ESA has selected Ariane-5 to launch its latest communications satellite, Artemis, that will play a vital role in developing future European and global communications systems.
Artemis was originally scheduled for launch on a Japanese H-IIA rocket under a cooperative agreement with the Japanese space agency, NASDA. However, development delays with the launcher meant a review of launch options by ESA during the second half of 2000.
As a result Artemis was switched to Europe’s Ariane-5 and is now scheduled for launch as a co-passenger with INSAT 3C in the late summer of this year. The completed satellite is currently in storage awaiting shipment to the French Guiana launch site.

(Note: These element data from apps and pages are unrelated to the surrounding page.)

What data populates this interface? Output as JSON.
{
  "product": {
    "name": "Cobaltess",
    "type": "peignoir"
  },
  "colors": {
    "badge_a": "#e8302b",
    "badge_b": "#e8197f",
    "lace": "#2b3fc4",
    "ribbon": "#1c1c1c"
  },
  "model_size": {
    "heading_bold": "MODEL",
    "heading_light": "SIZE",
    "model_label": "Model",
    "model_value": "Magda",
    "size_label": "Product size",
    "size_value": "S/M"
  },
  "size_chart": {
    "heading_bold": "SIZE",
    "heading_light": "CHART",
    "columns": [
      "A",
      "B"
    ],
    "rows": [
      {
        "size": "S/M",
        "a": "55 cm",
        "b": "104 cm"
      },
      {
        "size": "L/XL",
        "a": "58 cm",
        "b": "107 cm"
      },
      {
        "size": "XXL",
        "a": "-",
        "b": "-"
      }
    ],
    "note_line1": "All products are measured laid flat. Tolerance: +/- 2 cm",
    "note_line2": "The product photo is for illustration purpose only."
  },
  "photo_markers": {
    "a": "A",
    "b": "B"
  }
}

During a planned lifetime of 10 years, Artemis will test and develop operations in new areas of telecommunication and navigation, and also initiate a European data-relay system – a means of satellite to satellite communication.
Artemis has three specific goals:
to provide voice and data communications between mobile terminals, mainly for cars, trucks, trains or boats in remote areas of Europe and North Africa, and the Atlantic
to broadcast GPS-like navigation signals compatible with those from United States GPS (Global Positioning Satellite) and Russian GLONASS satellites
- to provide high data rate communication links directly between satellites in Earth orbit
ESA’s Artemis programme manager, Gotthard Oppenhauser, said: “Artemis is going to have a major impact on the development of new telecommunications services over the next decade.
“The difficulties with the Japanese launcher meant we realistically had to look for an alternative in order not to delay the Artemis launch further. The spacecraft was originally built for launch on Ariane so it meant we could make the switch to an Ariane-5 without any design changes.”